*Work item*
Check every line of the records below for the string "Cleared" and copy the ones that have it.

Given data: Begin

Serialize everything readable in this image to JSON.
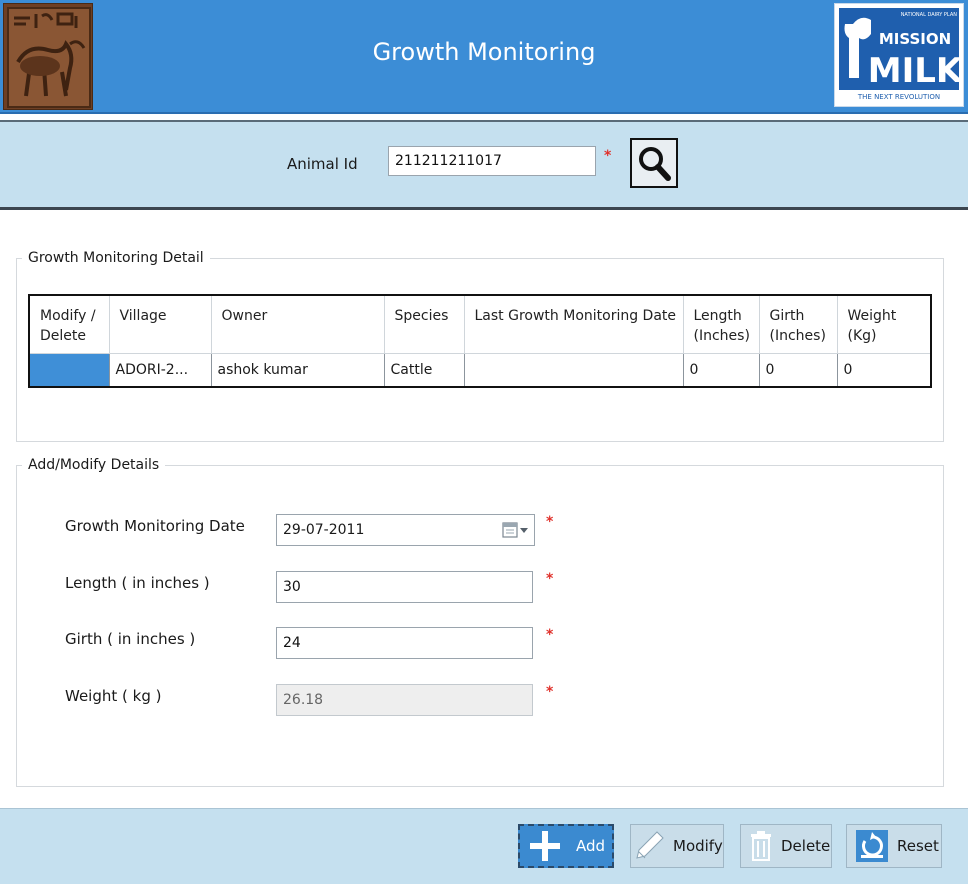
{
  "header": {
    "title": "Growth Monitoring",
    "left_logo_icon": "ancient-seal-logo-icon",
    "right_logo": {
      "top_line": "NATIONAL DAIRY PLAN",
      "line1": "MISSION",
      "line2": "MILK",
      "tagline": "THE NEXT REVOLUTION"
    }
  },
  "search": {
    "animal_id_label": "Animal Id",
    "animal_id_value": "211211211017",
    "required_mark": "*",
    "search_icon": "search-icon"
  },
  "detail_group": {
    "legend": "Growth Monitoring Detail",
    "columns": [
      "Modify / Delete",
      "Village",
      "Owner",
      "Species",
      "Last Growth Monitoring Date",
      "Length (Inches)",
      "Girth (Inches)",
      "Weight (Kg)"
    ],
    "rows": [
      {
        "modify_delete": "",
        "village": "ADORI-2...",
        "owner": "ashok kumar",
        "species": "Cattle",
        "last_date": "",
        "length": "0",
        "girth": "0",
        "weight": "0"
      }
    ]
  },
  "form_group": {
    "legend": "Add/Modify Details",
    "fields": {
      "date_label": "Growth Monitoring Date",
      "date_value": "29-07-2011",
      "length_label": "Length ( in inches )",
      "length_value": "30",
      "girth_label": "Girth ( in inches )",
      "girth_value": "24",
      "weight_label": "Weight ( kg )",
      "weight_value": "26.18"
    },
    "calendar_icon": "calendar-dropdown-icon"
  },
  "actions": {
    "add_label": "Add",
    "modify_label": "Modify",
    "delete_label": "Delete",
    "reset_label": "Reset"
  },
  "colors": {
    "header_blue": "#3c8dd6",
    "band_light_blue": "#c5e0ef",
    "required_red": "#e0312b",
    "selected_cell": "#3f8fd7"
  }
}
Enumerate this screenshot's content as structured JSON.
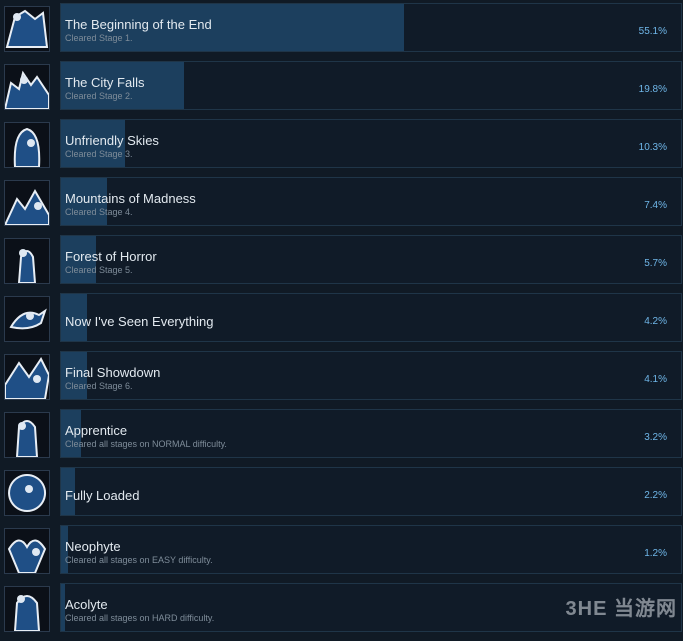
{
  "achievements": [
    {
      "title": "The Beginning of the End",
      "description": "Cleared Stage 1.",
      "percent_label": "55.1%",
      "percent": 55.1,
      "icon": "gothic-heroine-portrait-icon"
    },
    {
      "title": "The City Falls",
      "description": "Cleared Stage 2.",
      "percent_label": "19.8%",
      "percent": 19.8,
      "icon": "fallen-city-art-icon"
    },
    {
      "title": "Unfriendly Skies",
      "description": "Cleared Stage 3.",
      "percent_label": "10.3%",
      "percent": 10.3,
      "icon": "dark-haired-witch-icon"
    },
    {
      "title": "Mountains of Madness",
      "description": "Cleared Stage 4.",
      "percent_label": "7.4%",
      "percent": 7.4,
      "icon": "mountain-moon-art-icon"
    },
    {
      "title": "Forest of Horror",
      "description": "Cleared Stage 5.",
      "percent_label": "5.7%",
      "percent": 5.7,
      "icon": "forest-figure-art-icon"
    },
    {
      "title": "Now I've Seen Everything",
      "description": "",
      "percent_label": "4.2%",
      "percent": 4.2,
      "icon": "crow-art-icon"
    },
    {
      "title": "Final Showdown",
      "description": "Cleared Stage 6.",
      "percent_label": "4.1%",
      "percent": 4.1,
      "icon": "battle-scene-art-icon"
    },
    {
      "title": "Apprentice",
      "description": "Cleared all stages on NORMAL difficulty.",
      "percent_label": "3.2%",
      "percent": 3.2,
      "icon": "cloaked-apprentice-icon"
    },
    {
      "title": "Fully Loaded",
      "description": "",
      "percent_label": "2.2%",
      "percent": 2.2,
      "icon": "round-shield-icon"
    },
    {
      "title": "Neophyte",
      "description": "Cleared all stages on EASY difficulty.",
      "percent_label": "1.2%",
      "percent": 1.2,
      "icon": "winged-girl-art-icon"
    },
    {
      "title": "Acolyte",
      "description": "Cleared all stages on HARD difficulty.",
      "percent_label": "",
      "percent": 0.5,
      "icon": "blue-knight-art-icon"
    }
  ],
  "watermark": "3HE 当游网",
  "colors": {
    "background": "#101a25",
    "bar_fill": "#1c3f5e",
    "percent_text": "#6fb6e8",
    "title_text": "#e2e9ef",
    "description_text": "#7e8c99"
  }
}
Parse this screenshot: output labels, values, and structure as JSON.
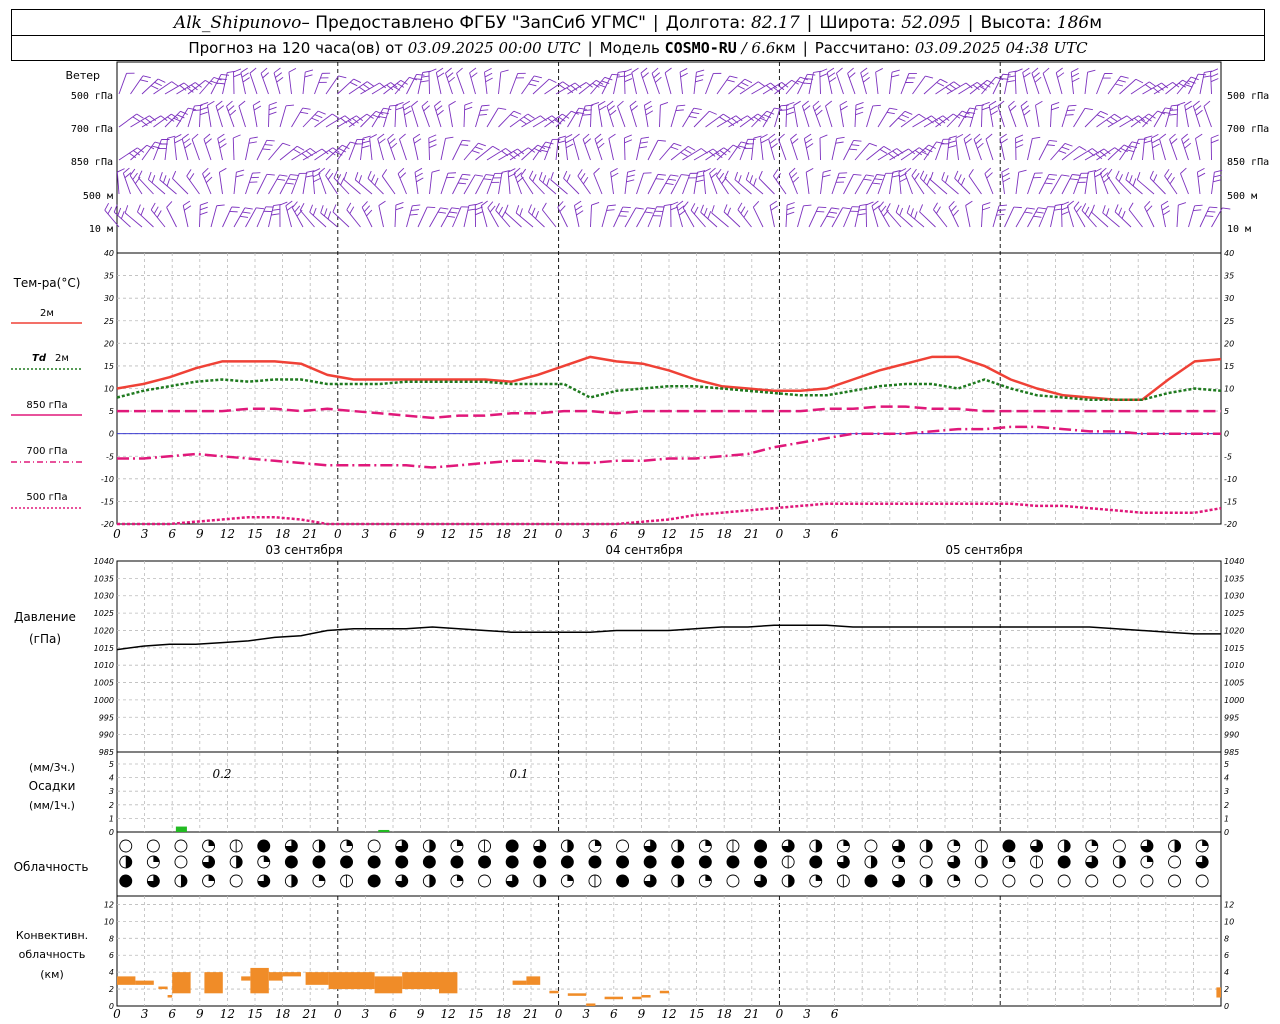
{
  "header": {
    "station": "Alk_Shipunovo",
    "provider": " – Предоставлено ФГБУ \"ЗапСиб УГМС\"",
    "lon_label": "Долгота:",
    "lon_value": "82.17",
    "lat_label": "Широта:",
    "lat_value": "52.095",
    "alt_label": "Высота:",
    "alt_value": "186",
    "alt_unit": "м",
    "forecast_label": "Прогноз на 120 часа(ов) от",
    "forecast_start": "03.09.2025 00:00 UTC",
    "model_label": "Модель",
    "model_name": "COSMO-RU",
    "model_res": "/ 6.6",
    "model_res_unit": "км",
    "calc_label": "Рассчитано:",
    "calc_time": "03.09.2025 04:38 UTC"
  },
  "labels": {
    "wind": "Ветер",
    "wind_levels": [
      "500 гПа",
      "700 гПа",
      "850 гПа",
      "500 м",
      "10 м"
    ],
    "wind_levels_right": [
      "500 гПа",
      "700 гПа",
      "850 гПа",
      "500 м",
      "10 м"
    ],
    "temp_title": "Тем-ра(°С)",
    "t2m": "2м",
    "td": "Td",
    "td2m": "2м",
    "t850": "850 гПа",
    "t700": "700 гПа",
    "t500": "500 гПа",
    "pressure_1": "Давление",
    "pressure_2": "(гПа)",
    "precip_1": "(мм/3ч.)",
    "precip_2": "Осадки",
    "precip_3": "(мм/1ч.)",
    "cloud": "Облачность",
    "conv_1": "Конвективн.",
    "conv_2": "облачность",
    "conv_3": "(км)",
    "dates": [
      "03 сентября",
      "04 сентября",
      "05 сентября"
    ]
  },
  "colors": {
    "t2m": "#ef4136",
    "td": "#1f7a1f",
    "t850": "#e0187a",
    "t700": "#e0187a",
    "t500": "#e0187a",
    "wind": "#7b2fbe",
    "pressure": "#000000",
    "precip": "#22bb22",
    "conv": "#f08c28",
    "zero": "#2222cc"
  },
  "chart_data": [
    {
      "type": "line",
      "name": "wind",
      "note_levels": [
        "500 гПа",
        "700 гПа",
        "850 гПа",
        "500 м",
        "10 м"
      ]
    },
    {
      "type": "line",
      "name": "temperature",
      "x_hours_step": 3,
      "xticks": [
        "0",
        "3",
        "6",
        "9",
        "12",
        "15",
        "18",
        "21",
        "0",
        "3",
        "6",
        "9",
        "12",
        "15",
        "18",
        "21",
        "0",
        "3",
        "6",
        "9",
        "12",
        "15",
        "18",
        "21",
        "0",
        "3",
        "6"
      ],
      "ylim": [
        -20,
        40
      ],
      "yticks": [
        40,
        35,
        30,
        25,
        20,
        15,
        10,
        5,
        0,
        -5,
        -10,
        -15,
        -20
      ],
      "series": [
        {
          "name": "2м",
          "values": [
            10,
            11,
            12.5,
            14.5,
            16,
            16,
            16,
            15.5,
            13,
            12,
            12,
            12,
            12,
            12,
            12,
            11.5,
            13,
            15,
            17,
            16,
            15.5,
            14,
            12,
            10.5,
            10,
            9.5,
            9.5,
            10,
            12,
            14,
            15.5,
            17,
            17,
            15,
            12,
            10,
            8.5,
            8,
            7.5,
            7.5,
            12,
            16,
            16.5
          ]
        },
        {
          "name": "Td 2м",
          "values": [
            8,
            9.5,
            10.5,
            11.5,
            12,
            11.5,
            12,
            12,
            11,
            11,
            11,
            11.5,
            11.5,
            11.5,
            11.5,
            11,
            11,
            11,
            8,
            9.5,
            10,
            10.5,
            10.5,
            10,
            9.5,
            9,
            8.5,
            8.5,
            9.5,
            10.5,
            11,
            11,
            10,
            12,
            10,
            8.5,
            8,
            7.5,
            7.5,
            7.5,
            9,
            10,
            9.5
          ]
        },
        {
          "name": "850 гПа",
          "values": [
            5,
            5,
            5,
            5,
            5,
            5.5,
            5.5,
            5,
            5.5,
            5,
            4.5,
            4,
            3.5,
            4,
            4,
            4.5,
            4.5,
            5,
            5,
            4.5,
            5,
            5,
            5,
            5,
            5,
            5,
            5,
            5.5,
            5.5,
            6,
            6,
            5.5,
            5.5,
            5,
            5,
            5,
            5,
            5,
            5,
            5,
            5,
            5,
            5
          ]
        },
        {
          "name": "700 гПа",
          "values": [
            -5.5,
            -5.5,
            -5,
            -4.5,
            -5,
            -5.5,
            -6,
            -6.5,
            -7,
            -7,
            -7,
            -7,
            -7.5,
            -7,
            -6.5,
            -6,
            -6,
            -6.5,
            -6.5,
            -6,
            -6,
            -5.5,
            -5.5,
            -5,
            -4.5,
            -3,
            -2,
            -1,
            0,
            0,
            0,
            0.5,
            1,
            1,
            1.5,
            1.5,
            1,
            0.5,
            0.5,
            0,
            0,
            0,
            0
          ]
        },
        {
          "name": "500 гПа",
          "values": [
            -21,
            -20.5,
            -20,
            -19.5,
            -19,
            -18.5,
            -18.5,
            -19,
            -20,
            -20.5,
            -21,
            -21.5,
            -22,
            -22,
            -21.5,
            -21,
            -21,
            -21,
            -20.5,
            -20,
            -19.5,
            -19,
            -18,
            -17.5,
            -17,
            -16.5,
            -16,
            -15.5,
            -15.5,
            -15.5,
            -15.5,
            -15.5,
            -15.5,
            -15.5,
            -15.5,
            -16,
            -16,
            -16.5,
            -17,
            -17.5,
            -17.5,
            -17.5,
            -16.5
          ]
        }
      ]
    },
    {
      "type": "line",
      "name": "pressure",
      "ylim": [
        985,
        1040
      ],
      "yticks": [
        1040,
        1035,
        1030,
        1025,
        1020,
        1015,
        1010,
        1005,
        1000,
        995,
        990,
        985
      ],
      "series": [
        {
          "name": "Давление",
          "values": [
            1014.5,
            1015.5,
            1016,
            1016,
            1016.5,
            1017,
            1018,
            1018.5,
            1020,
            1020.5,
            1020.5,
            1020.5,
            1021,
            1020.5,
            1020,
            1019.5,
            1019.5,
            1019.5,
            1019.5,
            1020,
            1020,
            1020,
            1020.5,
            1021,
            1021,
            1021.5,
            1021.5,
            1021.5,
            1021,
            1021,
            1021,
            1021,
            1021,
            1021,
            1021,
            1021,
            1021,
            1021,
            1020.5,
            1020,
            1019.5,
            1019,
            1019
          ]
        }
      ]
    },
    {
      "type": "bar",
      "name": "precipitation",
      "ylim": [
        0,
        5
      ],
      "yticks": [
        5,
        4,
        3,
        2,
        1,
        0
      ],
      "annotations": [
        "0.2",
        "0.1"
      ],
      "bars": [
        {
          "hour": 7,
          "value": 0.4
        },
        {
          "hour": 29,
          "value": 0.15
        }
      ]
    },
    {
      "type": "table",
      "name": "cloudiness",
      "rows": 3,
      "columns": 40
    },
    {
      "type": "bar",
      "name": "convective_clouds",
      "ylim": [
        0,
        13
      ],
      "yticks": [
        12,
        10,
        8,
        6,
        4,
        2,
        0
      ],
      "bars": [
        {
          "h0": 0,
          "h1": 2,
          "base": 2.5,
          "top": 3.5
        },
        {
          "h0": 2,
          "h1": 4,
          "base": 2.5,
          "top": 3
        },
        {
          "h0": 4.5,
          "h1": 5.5,
          "base": 2,
          "top": 2.3
        },
        {
          "h0": 5.5,
          "h1": 6,
          "base": 1,
          "top": 1.3
        },
        {
          "h0": 6,
          "h1": 8,
          "base": 1.5,
          "top": 4
        },
        {
          "h0": 9.5,
          "h1": 11.5,
          "base": 1.5,
          "top": 4
        },
        {
          "h0": 13.5,
          "h1": 14.5,
          "base": 3,
          "top": 3.5
        },
        {
          "h0": 14.5,
          "h1": 16.5,
          "base": 1.5,
          "top": 4.5
        },
        {
          "h0": 16.5,
          "h1": 18,
          "base": 3,
          "top": 4
        },
        {
          "h0": 18,
          "h1": 20,
          "base": 3.5,
          "top": 4
        },
        {
          "h0": 20.5,
          "h1": 23,
          "base": 2.5,
          "top": 4
        },
        {
          "h0": 23,
          "h1": 28,
          "base": 2,
          "top": 4
        },
        {
          "h0": 28,
          "h1": 31,
          "base": 1.5,
          "top": 3.5
        },
        {
          "h0": 31,
          "h1": 35,
          "base": 2,
          "top": 4
        },
        {
          "h0": 35,
          "h1": 37,
          "base": 1.5,
          "top": 4
        },
        {
          "h0": 43,
          "h1": 44.5,
          "base": 2.5,
          "top": 3
        },
        {
          "h0": 44.5,
          "h1": 46,
          "base": 2.5,
          "top": 3.5
        },
        {
          "h0": 47,
          "h1": 48,
          "base": 1.5,
          "top": 1.8
        },
        {
          "h0": 49,
          "h1": 51,
          "base": 1.2,
          "top": 1.5
        },
        {
          "h0": 51,
          "h1": 52,
          "base": 0,
          "top": 0.3
        },
        {
          "h0": 53,
          "h1": 55,
          "base": 0.8,
          "top": 1.1
        },
        {
          "h0": 56,
          "h1": 57,
          "base": 0.8,
          "top": 1.1
        },
        {
          "h0": 57,
          "h1": 58,
          "base": 1,
          "top": 1.3
        },
        {
          "h0": 59,
          "h1": 60,
          "base": 1.5,
          "top": 1.8
        },
        {
          "h0": 119.5,
          "h1": 120,
          "base": 1,
          "top": 2.2
        }
      ]
    }
  ]
}
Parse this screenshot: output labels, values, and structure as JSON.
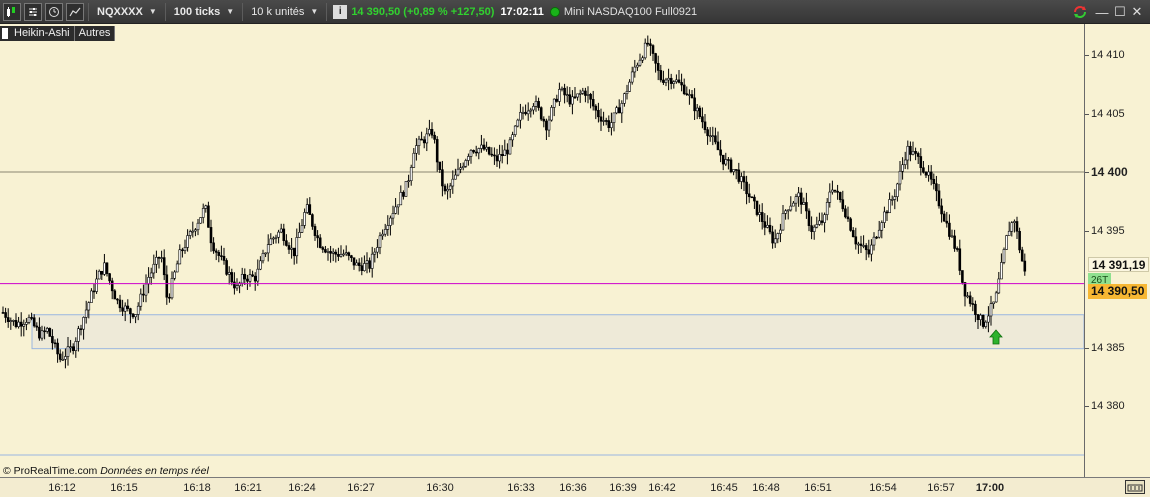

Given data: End

*Exercise response*
      "description": "Cleared Stage 1.",
      "description": "Cleared Stage 2.",
      "description": "Cleared Stage 3.",
      "description": "Cleared Stage 4.",
      "description": "Cleared Stage 5.",
      "description": "Cleared Stage 6.",
      "description": "Cleared all stages on NORMAL difficulty.",
      "description": "Cleared all stages on EASY difficulty.",
      "description": "Cleared all stages on HARD difficulty.",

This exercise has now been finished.